For market gardeners, selling direct to households can appear to be the perfect model - cut out the...
10 Steps to Starting a Food Box Scheme
Research: Research the local market and competition. Identify potential customers and their preferences. Estimate the demand for different types of fruits and vegetables in your area.
Ooooby tip: Visit your local farmer’s market and speak to the stallholders (this can also help with finding suppliers)
Ooooby tip: Carry out a mapping exercise of the food retailers in your surrounding area and look for the gaps.
Supplier Relationships: Establish relationships with local suppliers and wholesalers who can supply you regularly.
Ooooby tip: Find local growers/producers by searching online and on Instagram and Facebook. Get in touch and find out if they can supply you.
Ooooby tip: Pay suppliers promptly for their products. This helps build trust between you and the supplier and maintaining good relationships with your suppliers is invaluable.
Business Plan: Develop a business plan that includes all the details about the scheme, such as the subscription model, payment process, delivery process, and marketing strategy.
Ooooby tip: A business plan doesn’t have to be a 20 page document. To begin with you might want to keep things simple by using a business model canvas
Customer payments: Reduce your weekly admin tasks by setting up an automated customer payment system.
Ooooby tip: The Ooooby system provides simple customer payment management features.
5. Online visibility: Create a website that showcases your products and services. Make it easy for customers to browse your product catalogue and subscribe to your service.
Ooooby tip: The Ooooby platform gives you a customisable website, as well as a backend system. You can even use your own domain name.
6. Delivery Service: Establish a reliable delivery system to deliver the veg box to customers. Design the system to ensure timely delivery.

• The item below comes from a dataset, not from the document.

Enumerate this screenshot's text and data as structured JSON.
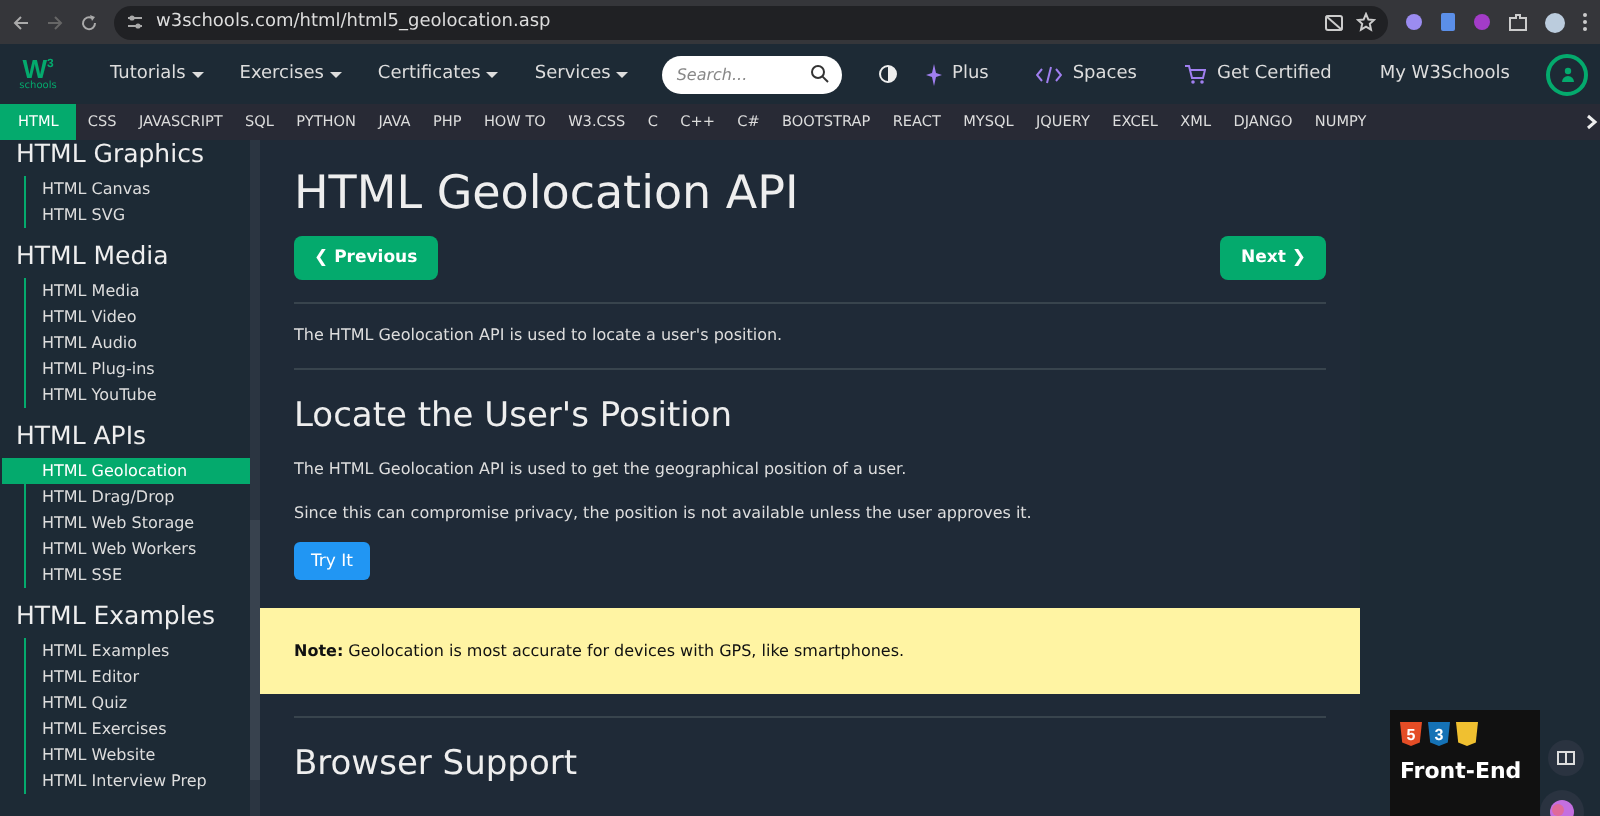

Ooooby tip: As well as home delivery, try to offer at least one collection point for people who live outside your delivery boundary but want to order from you. See how the Ooooby system provides simple order management features for food box businesses.
Ooooby tip: It can be tricky to find insurance for a delivery vehicle but there are insurers out there. One example is NFU Mutual
7. Communication: Establish effective communication with your customers through email newsletters, social media, and other communication channels.
Ooooby tip: Send a ‘sneak peek’ email to your customers a couple of days before orders close, including a link to their dashboard, highlights of what’s available next week and a reminder of the order deadline.
8. Keep it simple: Don’t try to be everything to everyone. Keep your product range simple and clear.
Ooooby tip: One or two box sizes might be enough to begin with and you can always increase your range as you receive customer feedback as to what they’d like.
Ooooby tip: Seek out a local baker and egg supplier and offer those products as add-ons to your veg box to begin with.
9. Feedback: Encourage customer feedback and act on it to improve your service. Listen to customers’ preferences and suggestions and incorporate them into the scheme.
Ooooby tip: When they sign up, ask customers where they heard about you. If a customer cancels, ask them why. This is all great feedback to help with marketing and service. The Ooooby system enables you to add these automated surveys as part of the customer sign up and cancellation process.
10. Ask for advice: Ask other local food box operators for advice. In our experience they’re a very friendly bunch!
Ooooby tip: Read case studies of two very different box scheme operators here and here.
Ooooby tip: Joining networks of like-minded people is really useful for learning the ropes. The Ooooby network of box schemes is a great resource.
Book in a call with Ooooby for further advice and to take a look at how the Ooooby system can help you.